When people think of agile or lean practices, they almost always think of getting rid of things. Doing less things.
- Less documentation
- Less process
- Less requirements gathering
- Less governance
- Less accountability
- Less management
Leaning up does mean trimming the fat, so in many organizations, that characterization isn’t inaccurate. You tend to get rid of the 100 page requirements document. The team self directs as opposed to a manager handing out work to individuals. Steps in a process that exist entirely out of self-defense but add no value and impede its delivery tend to get chucked. Agile teams tend to need less direct oversight and management. And so on.
This is true assuming an organization has a lot of non-value added activities in these areas.
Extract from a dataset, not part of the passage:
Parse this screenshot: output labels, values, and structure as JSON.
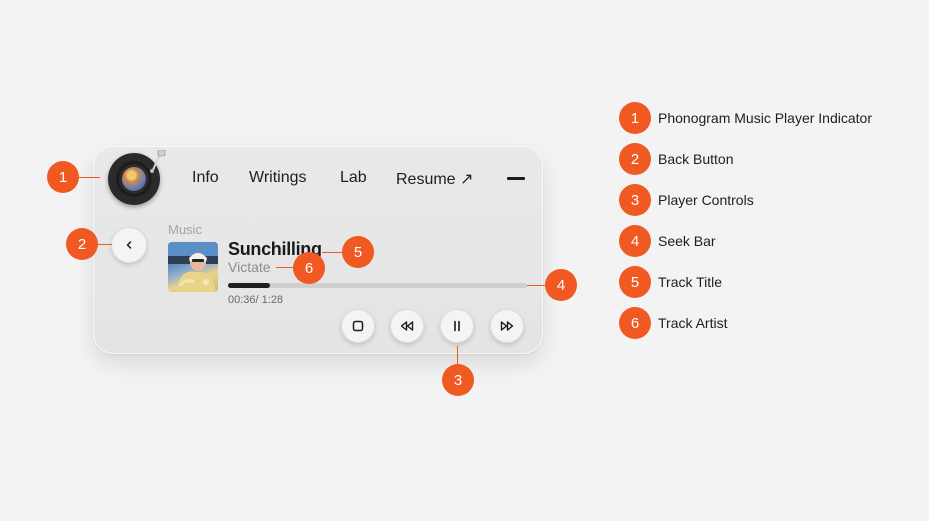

If the goal is to deliver value often and quickly, you get rid of the stuff that doesn’t help you do that.
However, you also add the stuff that helps you do that.
For instance, being agile doesn’t mean you have less documentation – it means you have exactly the documentation that provides value, and you produce it when it will be the most valuable. Some organizations might already do very little or no documentation, but an agile organization will identify where that might help deliver value and, if it does, they produce it.
Being agile doesn’t mean you don’t gather requirements up front – it means you gather exactly what you need at the time, and you get it exactly when it will add the most value (i.e. when you’re ready to work on something). Otherwise, you don’t. Some organizations might do very little requirements gathering. In fact, the introduction of acceptance criteria – a common agile practice – is often a new addition to most organizations.
Sometimes, the best way to enhance the delivery of value is to remove layers of process that don’t really help, but it can also mean adding processes where there were none before, if and only if that process will enhance your ability to deliver value.
Sometimes, becoming more agile means removing layers of management or the impact of management. Sometimes, it means much more engaged management. Sometimes, both.
The idea that becoming agile always means less of these traditional elements is a shallow one that is only a hair away from being a harmful myth about agility. Agility means less of these traditional elements that impede the rapid and frequent delivery of value, and Gaia knows there’s a lot of that out there that needs to go, but it’s borderline crazy to assume these elements are inherently bad, and increasing agility just means getting rid of them.
Depending on the organization, agility sometimes means more documentation, more detailed requirements, more governance, more design, more process, more management. It’s about removing the roadblocks, but also improving the road quality and safety so you can increase the speed limit. It’s about removing impediments to value delivery, but it’s also about adding things that enable value delivery. It’s not just destructive, it’s also constructive.